While they are the only company to seek a patent for psilocybin and psilocin for weight loss, NeonMind is just one part of a larger trend among companies looking to enter the psychedelic space with exclusive access to specific treatments. Most notable, perhaps, has been the patent recently granted to Compass Pathways for the use of psilocybin to treat depression.
“There’s a consumer shift to more natural, better approaches that are based on science,” says Smith, pointing out an increasing trend of patients seeking holistic alternatives to the once-daily pill. As the former chairman of the board at Johnson & Johnson, Smith says he’s even seen big pharma attempt to make the same shift with J&J focused on bringing Spravato, or esketamine (a form of ketamine), into the marketplace for depression.
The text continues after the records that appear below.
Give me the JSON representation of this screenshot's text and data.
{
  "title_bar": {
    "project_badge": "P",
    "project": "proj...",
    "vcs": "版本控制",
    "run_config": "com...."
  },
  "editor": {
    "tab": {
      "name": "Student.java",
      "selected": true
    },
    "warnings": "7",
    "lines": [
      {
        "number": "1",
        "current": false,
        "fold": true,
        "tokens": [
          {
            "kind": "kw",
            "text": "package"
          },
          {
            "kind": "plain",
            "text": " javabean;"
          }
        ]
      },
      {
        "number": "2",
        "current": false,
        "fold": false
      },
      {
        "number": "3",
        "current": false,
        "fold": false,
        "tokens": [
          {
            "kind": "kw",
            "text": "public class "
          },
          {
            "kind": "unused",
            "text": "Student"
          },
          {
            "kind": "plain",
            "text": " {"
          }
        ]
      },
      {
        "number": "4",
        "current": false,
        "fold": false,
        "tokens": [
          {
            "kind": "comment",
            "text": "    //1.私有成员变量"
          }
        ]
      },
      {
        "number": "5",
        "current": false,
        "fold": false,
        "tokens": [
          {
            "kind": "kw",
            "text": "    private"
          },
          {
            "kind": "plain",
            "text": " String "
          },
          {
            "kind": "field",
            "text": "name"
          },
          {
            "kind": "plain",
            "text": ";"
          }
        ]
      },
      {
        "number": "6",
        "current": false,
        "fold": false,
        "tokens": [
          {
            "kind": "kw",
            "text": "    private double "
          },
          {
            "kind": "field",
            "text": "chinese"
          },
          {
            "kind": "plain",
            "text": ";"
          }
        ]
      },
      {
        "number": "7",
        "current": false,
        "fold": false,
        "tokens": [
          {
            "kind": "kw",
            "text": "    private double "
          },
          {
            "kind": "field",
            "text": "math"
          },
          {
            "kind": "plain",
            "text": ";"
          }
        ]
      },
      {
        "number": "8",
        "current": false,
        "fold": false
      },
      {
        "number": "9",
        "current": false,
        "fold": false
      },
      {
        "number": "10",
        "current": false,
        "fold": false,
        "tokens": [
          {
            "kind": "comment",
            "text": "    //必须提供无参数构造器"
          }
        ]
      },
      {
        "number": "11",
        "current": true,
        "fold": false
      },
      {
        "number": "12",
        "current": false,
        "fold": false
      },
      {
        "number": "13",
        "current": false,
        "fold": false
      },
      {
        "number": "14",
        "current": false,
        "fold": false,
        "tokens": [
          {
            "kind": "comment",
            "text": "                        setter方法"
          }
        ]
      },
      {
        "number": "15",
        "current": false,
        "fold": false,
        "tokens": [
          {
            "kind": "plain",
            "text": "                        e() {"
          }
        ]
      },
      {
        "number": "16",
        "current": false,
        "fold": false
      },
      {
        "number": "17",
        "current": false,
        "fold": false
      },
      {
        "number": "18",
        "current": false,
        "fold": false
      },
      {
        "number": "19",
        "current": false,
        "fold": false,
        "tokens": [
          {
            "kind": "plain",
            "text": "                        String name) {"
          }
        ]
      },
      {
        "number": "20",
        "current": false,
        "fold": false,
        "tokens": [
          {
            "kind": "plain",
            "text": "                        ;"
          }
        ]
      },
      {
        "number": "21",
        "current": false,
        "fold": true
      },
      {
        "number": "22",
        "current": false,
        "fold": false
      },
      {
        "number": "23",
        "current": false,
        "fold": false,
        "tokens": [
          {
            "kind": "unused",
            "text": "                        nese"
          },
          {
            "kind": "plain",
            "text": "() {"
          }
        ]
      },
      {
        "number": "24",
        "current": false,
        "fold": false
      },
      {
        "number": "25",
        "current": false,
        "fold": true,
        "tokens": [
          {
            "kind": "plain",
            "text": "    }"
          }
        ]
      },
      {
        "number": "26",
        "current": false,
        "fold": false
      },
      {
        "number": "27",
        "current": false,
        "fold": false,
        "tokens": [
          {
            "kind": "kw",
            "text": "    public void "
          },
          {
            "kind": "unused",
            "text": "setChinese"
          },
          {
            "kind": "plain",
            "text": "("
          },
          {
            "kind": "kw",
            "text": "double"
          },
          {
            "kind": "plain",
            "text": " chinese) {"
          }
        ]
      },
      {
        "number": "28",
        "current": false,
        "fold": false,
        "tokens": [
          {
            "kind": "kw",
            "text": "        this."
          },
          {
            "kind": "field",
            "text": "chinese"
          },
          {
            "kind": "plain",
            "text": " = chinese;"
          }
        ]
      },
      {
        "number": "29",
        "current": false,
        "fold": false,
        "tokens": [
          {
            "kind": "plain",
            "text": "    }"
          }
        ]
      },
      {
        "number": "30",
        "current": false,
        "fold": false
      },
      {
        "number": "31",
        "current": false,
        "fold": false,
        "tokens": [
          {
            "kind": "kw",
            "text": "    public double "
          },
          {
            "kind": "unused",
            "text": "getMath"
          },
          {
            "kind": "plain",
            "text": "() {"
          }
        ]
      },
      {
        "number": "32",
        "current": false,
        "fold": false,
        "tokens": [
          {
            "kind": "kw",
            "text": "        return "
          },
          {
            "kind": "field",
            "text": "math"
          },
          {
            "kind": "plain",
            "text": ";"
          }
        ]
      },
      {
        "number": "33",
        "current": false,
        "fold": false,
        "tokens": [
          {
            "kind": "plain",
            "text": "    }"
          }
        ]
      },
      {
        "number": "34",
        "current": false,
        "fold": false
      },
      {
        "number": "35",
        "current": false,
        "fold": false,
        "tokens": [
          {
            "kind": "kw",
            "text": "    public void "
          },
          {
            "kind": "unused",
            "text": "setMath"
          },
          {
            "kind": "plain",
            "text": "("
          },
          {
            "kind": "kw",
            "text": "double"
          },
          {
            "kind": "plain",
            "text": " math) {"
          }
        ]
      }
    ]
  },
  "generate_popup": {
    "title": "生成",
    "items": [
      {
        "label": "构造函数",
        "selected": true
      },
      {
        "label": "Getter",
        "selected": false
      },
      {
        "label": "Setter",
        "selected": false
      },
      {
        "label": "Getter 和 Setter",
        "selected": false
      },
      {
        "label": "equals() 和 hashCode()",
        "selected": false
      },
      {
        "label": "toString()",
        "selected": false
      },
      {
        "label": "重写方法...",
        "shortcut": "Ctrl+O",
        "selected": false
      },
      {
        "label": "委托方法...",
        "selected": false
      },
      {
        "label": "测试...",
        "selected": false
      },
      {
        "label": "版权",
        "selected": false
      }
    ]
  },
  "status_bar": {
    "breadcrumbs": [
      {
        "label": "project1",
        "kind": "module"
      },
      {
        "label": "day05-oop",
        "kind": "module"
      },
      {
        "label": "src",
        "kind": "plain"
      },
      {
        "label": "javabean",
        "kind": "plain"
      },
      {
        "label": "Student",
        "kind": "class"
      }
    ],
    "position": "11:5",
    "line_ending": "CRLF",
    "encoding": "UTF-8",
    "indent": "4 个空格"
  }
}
Smith also notes that his move away from one of the largest pharmaceutical companies in the world and into psychedelics was not a quick decision having been particularly inspired by the way in which ketamine helped to treat his brother.
Of course, as Smith left Johnson & Johnson in May of 2019, the company had been dealing with lawsuits for everything from cancer allegedly caused by their talcum powder to the companies role in distributing opioids that contributed to the current crisis. For his part, Smith has shown support for changing the way in which his industry works as early as 2015, arguing for stricter regulations over companies that produce a massive amount of consumer products like J&J.
Miro Tomoski is a Canadian journalist reporting on politics and drug policy. His highway journalism covers American presidential campaigns as well as legalization efforts across the U.S. and Canada. Follow him on the road, on Instagram and on Twitter.